WHAT THE EXERCISE ASKS:
Pictures should be left out while the data beneath this task is written out word for word.

====== INPUT FOR THIS TASK ======

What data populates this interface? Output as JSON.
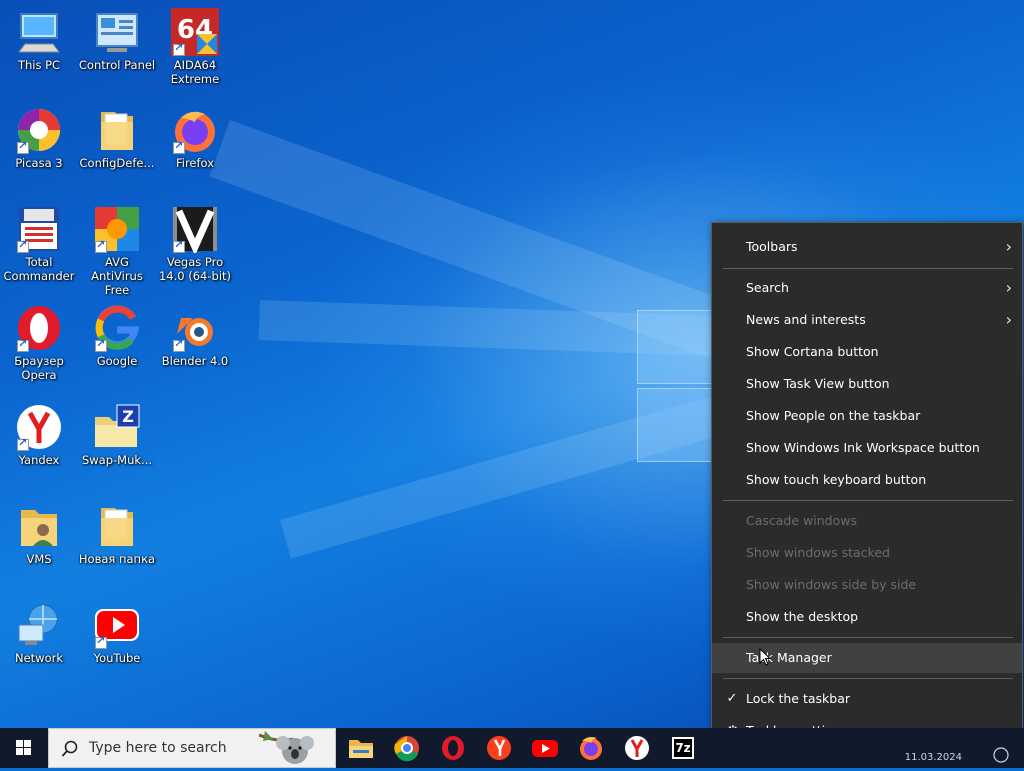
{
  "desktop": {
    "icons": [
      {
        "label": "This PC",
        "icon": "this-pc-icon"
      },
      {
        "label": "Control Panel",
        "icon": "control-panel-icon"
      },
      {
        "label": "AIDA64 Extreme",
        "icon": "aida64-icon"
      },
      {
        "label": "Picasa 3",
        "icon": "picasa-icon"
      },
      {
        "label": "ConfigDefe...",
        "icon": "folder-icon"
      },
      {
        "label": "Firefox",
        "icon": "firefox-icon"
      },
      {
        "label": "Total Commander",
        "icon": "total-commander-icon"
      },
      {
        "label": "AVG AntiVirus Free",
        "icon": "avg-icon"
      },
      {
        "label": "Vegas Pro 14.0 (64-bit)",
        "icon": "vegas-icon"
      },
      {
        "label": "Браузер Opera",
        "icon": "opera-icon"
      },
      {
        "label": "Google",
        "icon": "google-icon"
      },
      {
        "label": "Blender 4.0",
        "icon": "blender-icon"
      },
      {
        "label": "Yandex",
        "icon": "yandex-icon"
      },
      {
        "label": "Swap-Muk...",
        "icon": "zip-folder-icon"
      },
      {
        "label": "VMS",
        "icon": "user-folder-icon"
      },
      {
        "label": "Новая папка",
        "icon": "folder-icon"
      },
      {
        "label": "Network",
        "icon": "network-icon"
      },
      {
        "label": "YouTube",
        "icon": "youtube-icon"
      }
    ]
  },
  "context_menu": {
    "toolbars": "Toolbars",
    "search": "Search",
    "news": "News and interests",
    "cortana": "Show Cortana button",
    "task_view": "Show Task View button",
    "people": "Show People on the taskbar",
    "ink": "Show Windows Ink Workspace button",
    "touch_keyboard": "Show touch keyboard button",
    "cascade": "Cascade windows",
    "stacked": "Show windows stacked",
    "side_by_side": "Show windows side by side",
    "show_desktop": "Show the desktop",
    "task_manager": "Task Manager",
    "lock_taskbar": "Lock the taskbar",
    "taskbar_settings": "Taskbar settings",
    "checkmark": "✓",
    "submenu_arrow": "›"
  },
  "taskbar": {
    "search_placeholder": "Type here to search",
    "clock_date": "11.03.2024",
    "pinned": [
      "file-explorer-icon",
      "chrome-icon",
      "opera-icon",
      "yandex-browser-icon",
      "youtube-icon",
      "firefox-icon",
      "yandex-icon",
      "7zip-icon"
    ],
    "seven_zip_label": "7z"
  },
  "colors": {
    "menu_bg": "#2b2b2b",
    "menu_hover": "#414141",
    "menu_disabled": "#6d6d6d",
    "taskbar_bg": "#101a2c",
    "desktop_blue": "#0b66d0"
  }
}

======

WORKED SOLUTION:
What data populates this interface? Output as JSON.
{
  "desktop": {
    "icons": [
      {
        "label": "This PC",
        "icon": "this-pc-icon"
      },
      {
        "label": "Control Panel",
        "icon": "control-panel-icon"
      },
      {
        "label": "AIDA64 Extreme",
        "icon": "aida64-icon"
      },
      {
        "label": "Picasa 3",
        "icon": "picasa-icon"
      },
      {
        "label": "ConfigDefe...",
        "icon": "folder-icon"
      },
      {
        "label": "Firefox",
        "icon": "firefox-icon"
      },
      {
        "label": "Total Commander",
        "icon": "total-commander-icon"
      },
      {
        "label": "AVG AntiVirus Free",
        "icon": "avg-icon"
      },
      {
        "label": "Vegas Pro 14.0 (64-bit)",
        "icon": "vegas-icon"
      },
      {
        "label": "Браузер Opera",
        "icon": "opera-icon"
      },
      {
        "label": "Google",
        "icon": "google-icon"
      },
      {
        "label": "Blender 4.0",
        "icon": "blender-icon"
      },
      {
        "label": "Yandex",
        "icon": "yandex-icon"
      },
      {
        "label": "Swap-Muk...",
        "icon": "zip-folder-icon"
      },
      {
        "label": "VMS",
        "icon": "user-folder-icon"
      },
      {
        "label": "Новая папка",
        "icon": "folder-icon"
      },
      {
        "label": "Network",
        "icon": "network-icon"
      },
      {
        "label": "YouTube",
        "icon": "youtube-icon"
      }
    ]
  },
  "context_menu": {
    "toolbars": "Toolbars",
    "search": "Search",
    "news": "News and interests",
    "cortana": "Show Cortana button",
    "task_view": "Show Task View button",
    "people": "Show People on the taskbar",
    "ink": "Show Windows Ink Workspace button",
    "touch_keyboard": "Show touch keyboard button",
    "cascade": "Cascade windows",
    "stacked": "Show windows stacked",
    "side_by_side": "Show windows side by side",
    "show_desktop": "Show the desktop",
    "task_manager": "Task Manager",
    "lock_taskbar": "Lock the taskbar",
    "taskbar_settings": "Taskbar settings",
    "checkmark": "✓",
    "submenu_arrow": "›"
  },
  "taskbar": {
    "search_placeholder": "Type here to search",
    "clock_date": "11.03.2024",
    "pinned": [
      "file-explorer-icon",
      "chrome-icon",
      "opera-icon",
      "yandex-browser-icon",
      "youtube-icon",
      "firefox-icon",
      "yandex-icon",
      "7zip-icon"
    ],
    "seven_zip_label": "7z"
  },
  "colors": {
    "menu_bg": "#2b2b2b",
    "menu_hover": "#414141",
    "menu_disabled": "#6d6d6d",
    "taskbar_bg": "#101a2c",
    "desktop_blue": "#0b66d0"
  }
}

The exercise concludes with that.